Content: For eight months after the collapse of Poland in September 1939, Allied and Axis forces engaged in what in the West was called the Phony War or Twilight War. The Germans named it sitskreig or sitting war.

A House Divided: Wilmot Proviso

Lead:  One hundred and fifty years ago the Republic was facing its greatest crisis. This continuing series examines the American Civil War. It is A House Divided.

Intro.: A Moment in Time with Dan Roberts.

Content: David Wilmot was a freshman congressman from Pennsylvania.
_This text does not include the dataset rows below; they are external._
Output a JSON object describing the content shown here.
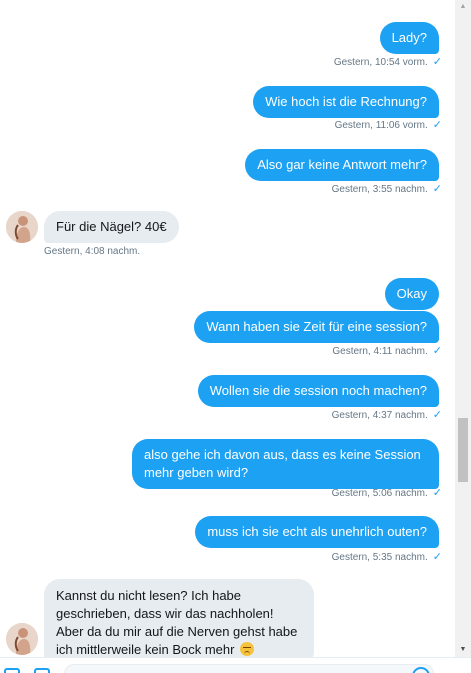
{
  "conversation": {
    "messages": [
      {
        "side": "sent",
        "text": "Lady?",
        "time": "Gestern, 10:54 vorm.",
        "read": "✓"
      },
      {
        "side": "sent",
        "text": "Wie hoch ist die Rechnung?",
        "time": "Gestern, 11:06 vorm.",
        "read": "✓"
      },
      {
        "side": "sent",
        "text": "Also gar keine Antwort mehr?",
        "time": "Gestern, 3:55 nachm.",
        "read": "✓"
      },
      {
        "side": "received",
        "text": "Für die Nägel? 40€",
        "time": "Gestern, 4:08 nachm."
      },
      {
        "side": "sent",
        "text": "Okay"
      },
      {
        "side": "sent",
        "text": "Wann haben sie Zeit für eine session?",
        "time": "Gestern, 4:11 nachm.",
        "read": "✓"
      },
      {
        "side": "sent",
        "text": "Wollen sie die session noch machen?",
        "time": "Gestern, 4:37 nachm.",
        "read": "✓"
      },
      {
        "side": "sent",
        "text": "also gehe ich davon aus, dass es keine Session mehr geben wird?",
        "time": "Gestern, 5:06 nachm.",
        "read": "✓"
      },
      {
        "side": "sent",
        "text": "muss ich sie echt als unehrlich outen?",
        "time": "Gestern, 5:35 nachm.",
        "read": "✓"
      },
      {
        "side": "received",
        "text": "Kannst du nicht lesen? Ich habe geschrieben, dass wir das nachholen! Aber da du mir auf die Nerven gehst habe ich mittlerweile kein Bock mehr",
        "emoji": "angry-face"
      }
    ]
  },
  "scrollbar": {
    "up_arrow": "▲",
    "down_arrow": "▼"
  },
  "colors": {
    "sent_bubble": "#1da1f2",
    "received_bubble": "#e6ecf0",
    "timestamp": "#657786",
    "read_check": "#1da1f2"
  },
  "icons": {
    "avatar": "contact-avatar",
    "composer_left": [
      "media-icon",
      "gif-icon"
    ],
    "composer_right": "emoji-icon"
  }
}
In early August 1846 as the U.S. Congress approached its summer recess, Wilmot proposed that slavery be banned from any territory acquired by conquest or purchase from Mexico.

TC: Richard Nixon’s Triumph Before the Fall

Lead: In January 1972, Richard Nixon was inaugurated for a second term after winning one of the greatest triumphs in U.S. presidential history. Then it all came crashing down.

Intro.: A Moment in Time with Dan Roberts.

Content: Defeating an incumbent President of the United States is tough. It can be done, as Herbert Hoover, Jimmy Carter and George H.W. Bush found to their regret, but it is no easy task. Circumstances, political and otherwise, have to work perfectly to the advantage of the challenger.

A House Divided: Slave or Free Labor I

Lead:  One hundred and fifty years ago the Republic was facing its greatest crisis. This continuing series examines the American Civil War. It is A House Divided.

Intro.: A Moment in Time with Dan Roberts.

Content: One of the most intense debates in the 1850s run-up to the Civil War involved the contrasting value of slavery and slave labor as opposed to free labor. Southerners attempted to justify their peculiar institution by asserting that slavery was good for the slave, the general economy and for society. One of the most aggressive proponents of this view was George Fitzhugh, scion of an ancient Virginia family that had fallen on hard times. His writings asserted that slavery was the normal circumstance of the human condition. Free labor, as practiced in the North, was a kind collective cannibalism.

A House Divided: Lincoln vs. Douglas on Slavery III

Lead: One hundred and fifty years ago the Republic was facing its greatest crisis. This continuing series examines the American Civil War. It is "A House Divided."

Intro: A Moment in Time with Dan Roberts.

Content:  In their Senatorial debates in 1858, Democratic incumbent Stephen A. Douglas knew how to exploit the prejudice of whites and that it was a winning tactic. To great applause he asserted that Negroes should always be kept in subjugation. They were inferior. Lincoln’s insistence that blacks had a claim to the ‘created equality’ of the founders was a “monstrous heresy.” Did Jefferson really mean to say in his Declaration that his black slaves were actually entitled to parity in Divine law? Or that the great Virginian was in daily violation of God’s law by holding men and women in bondage.

A House Divided: Lincoln vs. Douglas on Slavery II

Lead: One hundred and fifty years ago the Republic was facing its greatest crisis. This continuing series examines the American Civil War. It is "A House Divided."

Intro: A Moment in Time with Dan Roberts.

Content: As Stephen Douglas and Abraham Lincoln exchanged arguments in their famous 1858 Senatorial debates they both had strengths and weaknesses. Lincoln had at his disposal the powerful moral tradition of the founders’ conviction that slavery was evil and that restrictions on its spread would lead ultimately to its disappearance. Yet, he was forced to defend the intellectually tenuous argument that freedom did not necessarily lead to full equality.

A House Divided: Lincoln vs. Douglas on Slavery I

Lead: One hundred and fifty years ago the Republic was facing its greatest crisis. This continuing series examines the American Civil War. It is "A House Divided."

Intro: A Moment in Time with Dan Roberts.

Content: They are perhaps the most famous debates in U.S. history. Seven encounters in the run up to the November, 1858 elections for Senator from Illinois. The protagonists, Republican challenger Abraham Lincoln, and the incumbent Democrat Senator Stephen A. Douglas, brought into bright, bold relief what was emerging as most compelling issue of the time, the future of chattel slavery in America.